I made some E. coli competent cells to use in a DNA transformation. I wanted to clone the plant DNA flanking a T-DNA insertion because the Arabidopsis line carrying this particular insertion appeared to be resistant to virus infection. Last week I did thermal asymmetric interlaced polymerase chain reactions (TAIL-PCR) and now ligated the PCR products into a plasmid vector. Once in this plasmid I would be able to sequence the inserts and digest them back out again to go into other vector constructs. I put the transformation plates safely in the incubator overnight and offered a solemn prayer for colonies.


I wasn't feeling too good - I knew that bag of crisps last night was past its sell-by-date. I cycled to work to start the day off well with some fresh air and exercise, but arrived at work in a bad mood because my head was hurting and a car driver - doubtless party to the conspiracy - tried to knock me off my bike; at least it wasn't raining.

It was very gratifying to see colonies on my transformation plates and I set up cultures for DNA preps tomorrow.  I was also delighted to see everyone else suffering from last night although the boys would never admit to frailty.

I collected those Arabidopsis plants again and after lunch I went back to the glasshouse to harvest leaves for RNA preparations.


Well, it was raining, so b****r the fresh air and exercise, I got in the warm, dry car and drove to work, avoiding suicidal cyclists, and arrived in a bad mood.

First, I had a chat with Anthony, my research assistant. I needed to catch up with what he was doing and discuss jobs for next week. Ant's been characterising plant proteins that interact with viral movement proteins. We have some interesting data from these experiments and I expect these will be published soon (another good excuse to go bowling?).

I then went to a weekly meeting for Project Leaders in my department where we discussed departmental issues and exchanged information from various committees, etc.  I represent the department on the Controlled Environment, Biological Safety, and Capital Equipment Committees, but had nothing to report since there had been no committee meetings for me to attend that week.

After this, I went to the JIC weekly site seminar.

Lunch, and then I prepared plasmid DNA from cultures (set up yesterday), digested the DNAs, and cleaned up positive clones ready for sequencing. I set up the sequencing reactions and planned to pop in Saturday to clean up the reactions ready for Dave and Paddy (the JIC sequencing service) to put on Monday's sequencing run.
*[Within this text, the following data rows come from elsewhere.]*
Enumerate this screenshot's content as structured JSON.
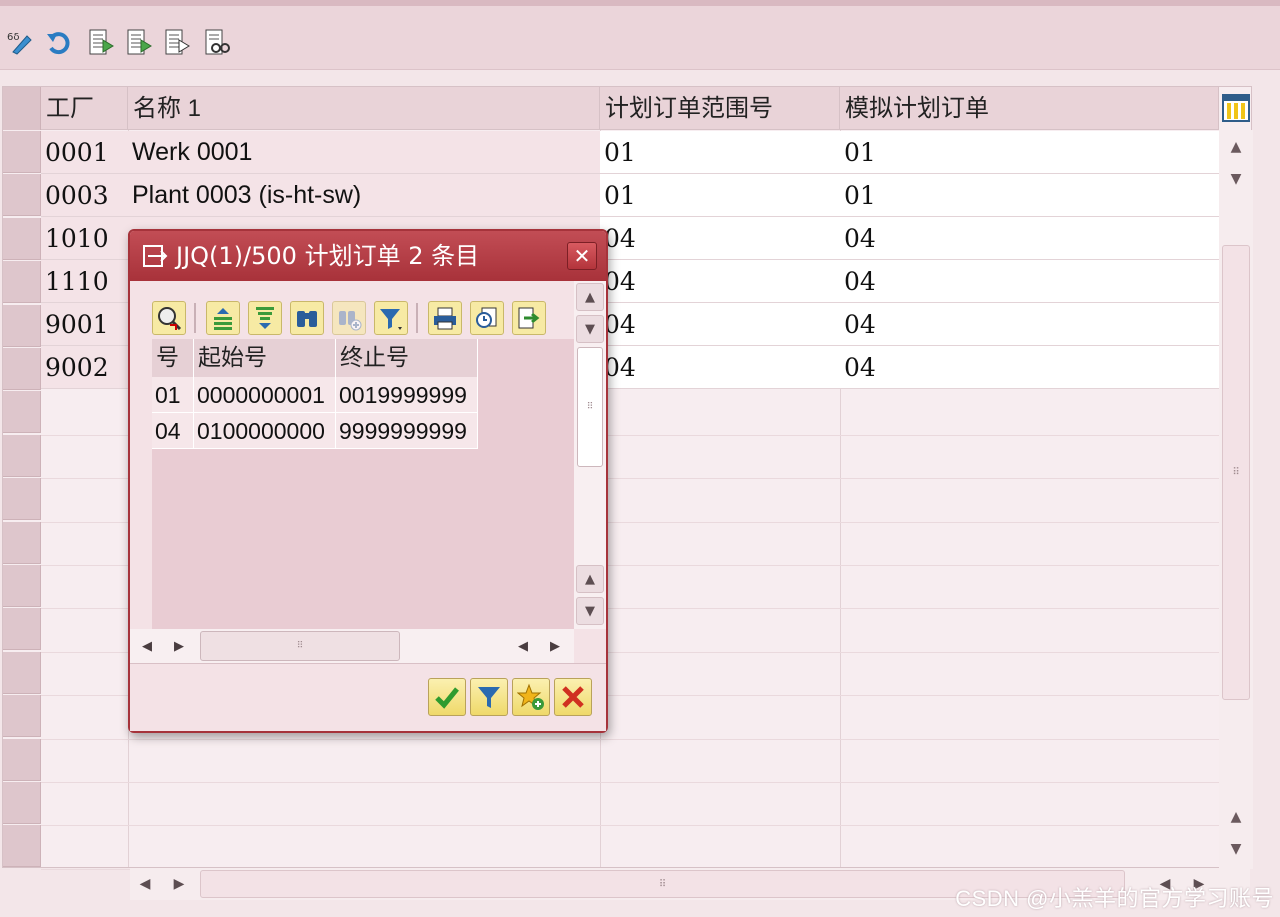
{
  "toolbar": {
    "icons": [
      "display-change-icon",
      "undo-icon",
      "export-doc-icon-1",
      "export-doc-icon-2",
      "export-doc-icon-3",
      "find-doc-icon"
    ]
  },
  "grid": {
    "columns": [
      "工厂",
      "名称 1",
      "计划订单范围号",
      "模拟计划订单"
    ],
    "rows": [
      {
        "plant": "0001",
        "name": "Werk 0001",
        "range": "01",
        "sim": "01"
      },
      {
        "plant": "0003",
        "name": "Plant 0003 (is-ht-sw)",
        "range": "01",
        "sim": "01"
      },
      {
        "plant": "1010",
        "name": "",
        "range": "04",
        "sim": "04"
      },
      {
        "plant": "1110",
        "name": "",
        "range": "04",
        "sim": "04"
      },
      {
        "plant": "9001",
        "name": "",
        "range": "04",
        "sim": "04"
      },
      {
        "plant": "9002",
        "name": "",
        "range": "04",
        "sim": "04"
      }
    ]
  },
  "dialog": {
    "title": "JJQ(1)/500 计划订单 2 条目",
    "close_label": "✕",
    "columns": [
      "号",
      "起始号",
      "终止号"
    ],
    "rows": [
      {
        "no": "01",
        "from": "0000000001",
        "to": "0019999999"
      },
      {
        "no": "04",
        "from": "0100000000",
        "to": "9999999999"
      }
    ]
  },
  "watermark": "CSDN @小羔羊的官方学习账号",
  "colors": {
    "accent": "#a8323a",
    "grid_bg": "#f7edf0",
    "toolbar_bg": "#ebd5da"
  }
}
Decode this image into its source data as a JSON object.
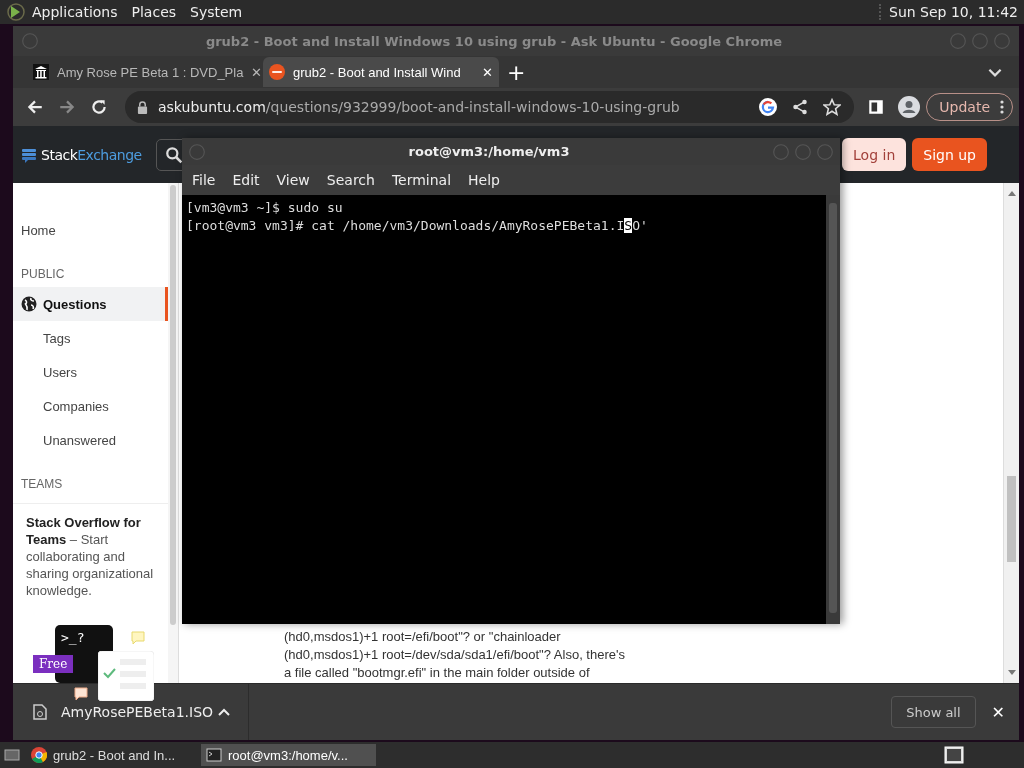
{
  "top_panel": {
    "menus": [
      "Applications",
      "Places",
      "System"
    ],
    "clock": "Sun Sep 10, 11:42"
  },
  "browser": {
    "title": "grub2 - Boot and Install Windows 10 using grub - Ask Ubuntu - Google Chrome",
    "tabs": [
      {
        "label": "Amy Rose PE Beta 1 : DVD_Pla",
        "close": "✕",
        "selected": false,
        "kind": "archive"
      },
      {
        "label": "grub2 - Boot and Install Wind",
        "close": "✕",
        "selected": true,
        "kind": "ask"
      }
    ],
    "new_tab": "+",
    "url": {
      "host": "askubuntu.com",
      "path": "/questions/932999/boot-and-install-windows-10-using-grub"
    },
    "update_button": "Update",
    "page": {
      "logo": {
        "first": "Stack",
        "second": "Exchange"
      },
      "login": "Log in",
      "signup": "Sign up",
      "sidebar": [
        {
          "kind": "link",
          "label": "Home",
          "selected": false
        },
        {
          "kind": "heading",
          "label": "PUBLIC"
        },
        {
          "kind": "globe_link",
          "label": "Questions",
          "selected": true
        },
        {
          "kind": "sublink",
          "label": "Tags",
          "selected": false
        },
        {
          "kind": "sublink",
          "label": "Users",
          "selected": false
        },
        {
          "kind": "sublink",
          "label": "Companies",
          "selected": false
        },
        {
          "kind": "sublink",
          "label": "Unanswered",
          "selected": false
        },
        {
          "kind": "heading",
          "label": "TEAMS"
        }
      ],
      "teams_text": "**Stack Overflow for Teams** – Start collaborating and sharing organizational knowledge.",
      "teams_prompt": ">_?",
      "teams_badge": "Free",
      "body_lines": [
        "(hd0,msdos1)+1 root=/efi/boot\"? or \"chainloader",
        "(hd0,msdos1)+1 root=/dev/sda/sda1/efi/boot\"? Also, there's",
        "a file called \"bootmgr.efi\" in the main folder outside of"
      ]
    },
    "downloads": {
      "file": "AmyRosePEBeta1.ISO",
      "show_all": "Show all",
      "close": "✕"
    }
  },
  "terminal": {
    "title": "root@vm3:/home/vm3",
    "menus": [
      "File",
      "Edit",
      "View",
      "Search",
      "Terminal",
      "Help"
    ],
    "lines": [
      {
        "text": "[vm3@vm3 ~]$ sudo su"
      },
      {
        "text": "[root@vm3 vm3]# cat /home/vm3/Downloads/AmyRosePEBeta1.I",
        "cursor": "S",
        "after": "O'"
      }
    ]
  },
  "taskbar": [
    {
      "label": "grub2 - Boot and In...",
      "kind": "chrome",
      "selected": false
    },
    {
      "label": "root@vm3:/home/v...",
      "kind": "terminal",
      "selected": true
    }
  ]
}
Finally, I set up cultures ready for Sunday, started to relax in front of my computer screen, and thought "not a bad week really". My screensaver came on and I watched Ryan Giggs score yet another amazing goal against Arsenal.

I've been a project leader for two years now and I guess it's a bit like being a football manager. You supervise a multi-national squad, you must score lots of goals (win grants, publish papers) to stay at the top, you can run around with your shirt off when you win and bawl your eyes out when you lose, and there's the occasional lousy refereeing. My ambition is for us to become the research equivalent of league champions, or at least get into the play-offs, because I'd like to be able to say "we done brilliant".